With storms becoming more frequent and powerful, utilities have a renewed focus on improving grid reliability and restoring power as quickly as possible in the event of an outage. Delivering consistent and reliable power to customers is the top priority. When service is interrupted, the utility is expected know about it when it happens and to restore service quickly and efficiently.
Smart metering technology has added a useful data stream to help manage outages, but it is not a panacea. In fact, the current state of outage detection via the smart metering network is still an inferential, data-intensive exercise relying on how many affected meters can successfully transmit “last gasp” outage alarms to utility back end systems. Utilities are aware that the power is out, but don’t have a whole lot of timely insight beyond that. After the outage is over, information from smart meters also enables utilities to achieve operational improvements in their processes, but does little during the event to provide utilities with a useful and comprehensive picture of outage conditions.
This is where distributed analytics come into play, changing the outage management process by delivering timely and actionable intelligence in the context of the distribution network. This new generation of analytics can interpret the tsunami of raw power outage and restoration alarms to deliver an accurate, continuous feed of information to the utility on the state of their distribution grid. Ongoing, precise updates from the edge of the network enable crews to quickly and efficiently target their response during all phases of outage management operations.

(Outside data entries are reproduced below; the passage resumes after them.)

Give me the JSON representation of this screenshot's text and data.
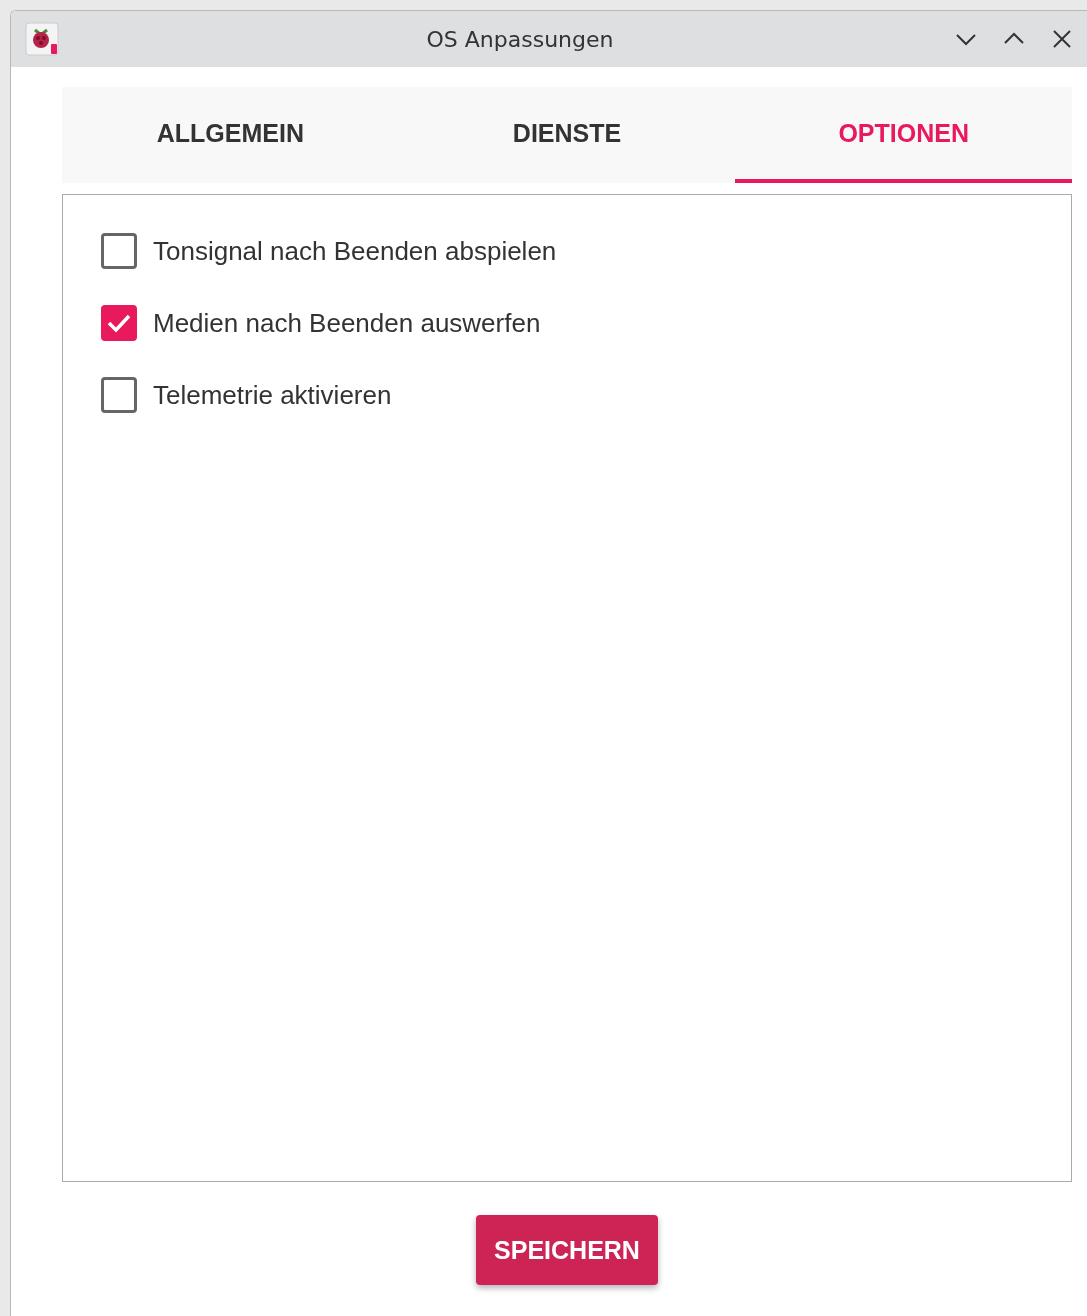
{
  "window": {
    "title": "OS Anpassungen"
  },
  "tabs": [
    {
      "label": "ALLGEMEIN",
      "selected": false
    },
    {
      "label": "DIENSTE",
      "selected": false
    },
    {
      "label": "OPTIONEN",
      "selected": true
    }
  ],
  "options": [
    {
      "label": "Tonsignal nach Beenden abspielen",
      "checked": false
    },
    {
      "label": "Medien nach Beenden auswerfen",
      "checked": true
    },
    {
      "label": "Telemetrie aktivieren",
      "checked": false
    }
  ],
  "save_button": "SPEICHERN"
}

The key is edge intelligence – combining location awareness on the grid with peer-to-peer communications at the edge of the network, this new generation of smart meters systematically and continuously evaluate the status of nearby meters and devices to quickly model and localize outage events and report reliable and actionable information back to the utility in near real time. The utility receives accurate summary information, including the scale and location of the outage, affected meters and affected transformers, in a compressed timeframe.
Analyzing outage data on the edge via peer-to-peer communications also helps utilities determine the most likely cause of the outage, which allows repair crews to arrive with the proper assets needed for faster restoration. In addition, analytics can identify duplicate alarms and momentary interruptions, and apply results to the grid topology to accurately determine outage extents, even in cases when a subset of outage and restoration notifications are received and eliminate false positives.
In addition, meters in and around the outage area can be pinged automatically to check their power status. Results are used to validate the initial assessment and continually update outage models during restoration. This continual, active examination of dynamically selected meters minimizes network traffic and effectively identifies problematic nested outages. This process continues until all endpoints are confirmed as restored.
With these capabilities, utilities can quickly and effectively target outage response and determine the scope of the outage. They can also continuously update and validate this information. Instead of interpreting anecdotal alarms, distributed intelligence provides utilities with actionable intelligence on the state of their distribution system all the way to the edge of the network. And that’s a big step forward to help restore power faster.